Task prompt - Please set down every record exactly as it appears below.

BEGIN Data extract

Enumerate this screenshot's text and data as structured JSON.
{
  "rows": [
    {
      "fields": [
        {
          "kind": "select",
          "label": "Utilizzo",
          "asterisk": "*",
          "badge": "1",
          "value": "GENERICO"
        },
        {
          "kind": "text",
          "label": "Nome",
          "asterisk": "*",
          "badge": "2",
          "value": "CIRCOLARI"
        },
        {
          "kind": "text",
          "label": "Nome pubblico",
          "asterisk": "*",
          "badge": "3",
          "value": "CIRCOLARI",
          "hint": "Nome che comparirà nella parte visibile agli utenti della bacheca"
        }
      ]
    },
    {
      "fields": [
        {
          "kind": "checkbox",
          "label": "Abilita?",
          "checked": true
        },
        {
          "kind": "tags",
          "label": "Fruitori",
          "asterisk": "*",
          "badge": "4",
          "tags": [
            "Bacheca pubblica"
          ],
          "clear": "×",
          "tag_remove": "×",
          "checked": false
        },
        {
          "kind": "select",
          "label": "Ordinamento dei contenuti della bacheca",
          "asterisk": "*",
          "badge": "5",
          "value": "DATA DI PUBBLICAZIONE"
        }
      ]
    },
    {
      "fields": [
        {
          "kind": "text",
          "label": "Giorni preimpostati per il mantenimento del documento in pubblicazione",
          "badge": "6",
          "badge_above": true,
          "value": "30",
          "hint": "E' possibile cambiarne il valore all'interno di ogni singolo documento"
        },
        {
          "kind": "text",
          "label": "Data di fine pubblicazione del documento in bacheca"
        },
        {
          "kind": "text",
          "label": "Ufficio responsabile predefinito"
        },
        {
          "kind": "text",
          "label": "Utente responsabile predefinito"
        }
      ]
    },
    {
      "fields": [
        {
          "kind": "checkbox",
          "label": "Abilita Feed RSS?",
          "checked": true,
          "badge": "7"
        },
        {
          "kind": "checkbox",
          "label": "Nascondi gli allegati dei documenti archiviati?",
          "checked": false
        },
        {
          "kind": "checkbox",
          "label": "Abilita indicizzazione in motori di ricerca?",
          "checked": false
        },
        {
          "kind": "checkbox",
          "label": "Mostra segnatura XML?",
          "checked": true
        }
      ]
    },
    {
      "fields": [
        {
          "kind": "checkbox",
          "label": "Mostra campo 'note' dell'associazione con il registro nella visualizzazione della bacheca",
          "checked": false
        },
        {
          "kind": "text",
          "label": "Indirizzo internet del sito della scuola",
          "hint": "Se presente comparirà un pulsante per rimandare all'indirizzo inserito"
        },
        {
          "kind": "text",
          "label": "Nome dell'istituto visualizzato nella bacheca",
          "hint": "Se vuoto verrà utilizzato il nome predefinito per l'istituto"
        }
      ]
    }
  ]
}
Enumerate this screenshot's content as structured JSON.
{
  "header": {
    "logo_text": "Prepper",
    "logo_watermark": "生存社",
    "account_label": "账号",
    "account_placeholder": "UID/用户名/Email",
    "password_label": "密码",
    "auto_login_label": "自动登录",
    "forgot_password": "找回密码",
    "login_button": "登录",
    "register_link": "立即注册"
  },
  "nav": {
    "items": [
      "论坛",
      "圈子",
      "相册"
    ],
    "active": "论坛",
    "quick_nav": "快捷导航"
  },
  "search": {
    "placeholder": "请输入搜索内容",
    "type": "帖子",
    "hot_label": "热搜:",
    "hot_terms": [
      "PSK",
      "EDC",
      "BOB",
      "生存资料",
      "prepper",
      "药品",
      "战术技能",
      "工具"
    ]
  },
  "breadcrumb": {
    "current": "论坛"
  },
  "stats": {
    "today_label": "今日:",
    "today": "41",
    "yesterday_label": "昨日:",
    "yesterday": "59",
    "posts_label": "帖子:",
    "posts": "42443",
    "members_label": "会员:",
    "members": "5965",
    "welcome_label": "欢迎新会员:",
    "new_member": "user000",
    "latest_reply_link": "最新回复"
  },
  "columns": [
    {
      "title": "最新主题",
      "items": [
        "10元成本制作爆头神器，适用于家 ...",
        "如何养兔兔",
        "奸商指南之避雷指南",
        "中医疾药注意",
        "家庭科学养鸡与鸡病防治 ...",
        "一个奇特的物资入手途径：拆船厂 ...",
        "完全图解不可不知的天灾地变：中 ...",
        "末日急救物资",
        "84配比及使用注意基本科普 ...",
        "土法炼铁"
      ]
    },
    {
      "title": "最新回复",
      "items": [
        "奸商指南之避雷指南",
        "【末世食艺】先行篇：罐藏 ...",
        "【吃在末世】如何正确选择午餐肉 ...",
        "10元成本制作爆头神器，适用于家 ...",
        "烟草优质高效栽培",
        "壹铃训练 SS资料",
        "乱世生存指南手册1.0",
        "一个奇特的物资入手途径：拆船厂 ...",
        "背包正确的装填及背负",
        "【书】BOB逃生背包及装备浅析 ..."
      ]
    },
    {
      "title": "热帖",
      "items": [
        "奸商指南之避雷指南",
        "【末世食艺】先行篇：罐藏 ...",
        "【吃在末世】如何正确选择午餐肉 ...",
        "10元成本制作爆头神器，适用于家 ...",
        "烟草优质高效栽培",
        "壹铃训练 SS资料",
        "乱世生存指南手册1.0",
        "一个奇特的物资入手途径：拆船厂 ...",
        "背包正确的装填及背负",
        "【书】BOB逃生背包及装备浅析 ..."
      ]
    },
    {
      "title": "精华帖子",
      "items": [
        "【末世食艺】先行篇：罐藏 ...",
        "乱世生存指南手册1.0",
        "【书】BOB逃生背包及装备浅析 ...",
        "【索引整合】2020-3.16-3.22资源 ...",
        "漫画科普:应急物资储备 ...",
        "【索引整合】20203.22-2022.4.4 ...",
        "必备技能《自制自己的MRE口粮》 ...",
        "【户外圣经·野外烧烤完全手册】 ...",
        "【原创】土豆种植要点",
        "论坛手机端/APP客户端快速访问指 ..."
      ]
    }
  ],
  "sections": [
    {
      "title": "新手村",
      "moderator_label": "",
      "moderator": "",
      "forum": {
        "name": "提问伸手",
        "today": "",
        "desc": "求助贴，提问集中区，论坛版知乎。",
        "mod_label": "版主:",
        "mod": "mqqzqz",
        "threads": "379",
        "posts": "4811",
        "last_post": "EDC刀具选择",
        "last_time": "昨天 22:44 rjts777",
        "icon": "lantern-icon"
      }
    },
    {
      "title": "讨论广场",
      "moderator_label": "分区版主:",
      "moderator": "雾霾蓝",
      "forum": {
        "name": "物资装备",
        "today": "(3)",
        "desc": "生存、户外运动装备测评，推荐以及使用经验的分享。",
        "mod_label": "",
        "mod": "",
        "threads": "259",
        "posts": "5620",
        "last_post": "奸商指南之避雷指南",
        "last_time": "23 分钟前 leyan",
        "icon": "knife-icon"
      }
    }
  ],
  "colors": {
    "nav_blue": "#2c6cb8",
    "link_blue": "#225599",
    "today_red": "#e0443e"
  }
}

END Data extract

Answer space -
Enumerate this screenshot's text and data as structured JSON.
{
  "rows": [
    {
      "fields": [
        {
          "kind": "select",
          "label": "Utilizzo",
          "asterisk": "*",
          "badge": "1",
          "value": "GENERICO"
        },
        {
          "kind": "text",
          "label": "Nome",
          "asterisk": "*",
          "badge": "2",
          "value": "CIRCOLARI"
        },
        {
          "kind": "text",
          "label": "Nome pubblico",
          "asterisk": "*",
          "badge": "3",
          "value": "CIRCOLARI",
          "hint": "Nome che comparirà nella parte visibile agli utenti della bacheca"
        }
      ]
    },
    {
      "fields": [
        {
          "kind": "checkbox",
          "label": "Abilita?",
          "checked": true
        },
        {
          "kind": "tags",
          "label": "Fruitori",
          "asterisk": "*",
          "badge": "4",
          "tags": [
            "Bacheca pubblica"
          ],
          "clear": "×",
          "tag_remove": "×",
          "checked": false
        },
        {
          "kind": "select",
          "label": "Ordinamento dei contenuti della bacheca",
          "asterisk": "*",
          "badge": "5",
          "value": "DATA DI PUBBLICAZIONE"
        }
      ]
    },
    {
      "fields": [
        {
          "kind": "text",
          "label": "Giorni preimpostati per il mantenimento del documento in pubblicazione",
          "badge": "6",
          "badge_above": true,
          "value": "30",
          "hint": "E' possibile cambiarne il valore all'interno di ogni singolo documento"
        },
        {
          "kind": "text",
          "label": "Data di fine pubblicazione del documento in bacheca"
        },
        {
          "kind": "text",
          "label": "Ufficio responsabile predefinito"
        },
        {
          "kind": "text",
          "label": "Utente responsabile predefinito"
        }
      ]
    },
    {
      "fields": [
        {
          "kind": "checkbox",
          "label": "Abilita Feed RSS?",
          "checked": true,
          "badge": "7"
        },
        {
          "kind": "checkbox",
          "label": "Nascondi gli allegati dei documenti archiviati?",
          "checked": false
        },
        {
          "kind": "checkbox",
          "label": "Abilita indicizzazione in motori di ricerca?",
          "checked": false
        },
        {
          "kind": "checkbox",
          "label": "Mostra segnatura XML?",
          "checked": true
        }
      ]
    },
    {
      "fields": [
        {
          "kind": "checkbox",
          "label": "Mostra campo 'note' dell'associazione con il registro nella visualizzazione della bacheca",
          "checked": false
        },
        {
          "kind": "text",
          "label": "Indirizzo internet del sito della scuola",
          "hint": "Se presente comparirà un pulsante per rimandare all'indirizzo inserito"
        },
        {
          "kind": "text",
          "label": "Nome dell'istituto visualizzato nella bacheca",
          "hint": "Se vuoto verrà utilizzato il nome predefinito per l'istituto"
        }
      ]
    }
  ]
}
Enumerate this screenshot's content as structured JSON.
{
  "header": {
    "logo_text": "Prepper",
    "logo_watermark": "生存社",
    "account_label": "账号",
    "account_placeholder": "UID/用户名/Email",
    "password_label": "密码",
    "auto_login_label": "自动登录",
    "forgot_password": "找回密码",
    "login_button": "登录",
    "register_link": "立即注册"
  },
  "nav": {
    "items": [
      "论坛",
      "圈子",
      "相册"
    ],
    "active": "论坛",
    "quick_nav": "快捷导航"
  },
  "search": {
    "placeholder": "请输入搜索内容",
    "type": "帖子",
    "hot_label": "热搜:",
    "hot_terms": [
      "PSK",
      "EDC",
      "BOB",
      "生存资料",
      "prepper",
      "药品",
      "战术技能",
      "工具"
    ]
  },
  "breadcrumb": {
    "current": "论坛"
  },
  "stats": {
    "today_label": "今日:",
    "today": "41",
    "yesterday_label": "昨日:",
    "yesterday": "59",
    "posts_label": "帖子:",
    "posts": "42443",
    "members_label": "会员:",
    "members": "5965",
    "welcome_label": "欢迎新会员:",
    "new_member": "user000",
    "latest_reply_link": "最新回复"
  },
  "columns": [
    {
      "title": "最新主题",
      "items": [
        "10元成本制作爆头神器，适用于家 ...",
        "如何养兔兔",
        "奸商指南之避雷指南",
        "中医疾药注意",
        "家庭科学养鸡与鸡病防治 ...",
        "一个奇特的物资入手途径：拆船厂 ...",
        "完全图解不可不知的天灾地变：中 ...",
        "末日急救物资",
        "84配比及使用注意基本科普 ...",
        "土法炼铁"
      ]
    },
    {
      "title": "最新回复",
      "items": [
        "奸商指南之避雷指南",
        "【末世食艺】先行篇：罐藏 ...",
        "【吃在末世】如何正确选择午餐肉 ...",
        "10元成本制作爆头神器，适用于家 ...",
        "烟草优质高效栽培",
        "壹铃训练 SS资料",
        "乱世生存指南手册1.0",
        "一个奇特的物资入手途径：拆船厂 ...",
        "背包正确的装填及背负",
        "【书】BOB逃生背包及装备浅析 ..."
      ]
    },
    {
      "title": "热帖",
      "items": [
        "奸商指南之避雷指南",
        "【末世食艺】先行篇：罐藏 ...",
        "【吃在末世】如何正确选择午餐肉 ...",
        "10元成本制作爆头神器，适用于家 ...",
        "烟草优质高效栽培",
        "壹铃训练 SS资料",
        "乱世生存指南手册1.0",
        "一个奇特的物资入手途径：拆船厂 ...",
        "背包正确的装填及背负",
        "【书】BOB逃生背包及装备浅析 ..."
      ]
    },
    {
      "title": "精华帖子",
      "items": [
        "【末世食艺】先行篇：罐藏 ...",
        "乱世生存指南手册1.0",
        "【书】BOB逃生背包及装备浅析 ...",
        "【索引整合】2020-3.16-3.22资源 ...",
        "漫画科普:应急物资储备 ...",
        "【索引整合】20203.22-2022.4.4 ...",
        "必备技能《自制自己的MRE口粮》 ...",
        "【户外圣经·野外烧烤完全手册】 ...",
        "【原创】土豆种植要点",
        "论坛手机端/APP客户端快速访问指 ..."
      ]
    }
  ],
  "sections": [
    {
      "title": "新手村",
      "moderator_label": "",
      "moderator": "",
      "forum": {
        "name": "提问伸手",
        "today": "",
        "desc": "求助贴，提问集中区，论坛版知乎。",
        "mod_label": "版主:",
        "mod": "mqqzqz",
        "threads": "379",
        "posts": "4811",
        "last_post": "EDC刀具选择",
        "last_time": "昨天 22:44 rjts777",
        "icon": "lantern-icon"
      }
    },
    {
      "title": "讨论广场",
      "moderator_label": "分区版主:",
      "moderator": "雾霾蓝",
      "forum": {
        "name": "物资装备",
        "today": "(3)",
        "desc": "生存、户外运动装备测评，推荐以及使用经验的分享。",
        "mod_label": "",
        "mod": "",
        "threads": "259",
        "posts": "5620",
        "last_post": "奸商指南之避雷指南",
        "last_time": "23 分钟前 leyan",
        "icon": "knife-icon"
      }
    }
  ],
  "colors": {
    "nav_blue": "#2c6cb8",
    "link_blue": "#225599",
    "today_red": "#e0443e"
  }
}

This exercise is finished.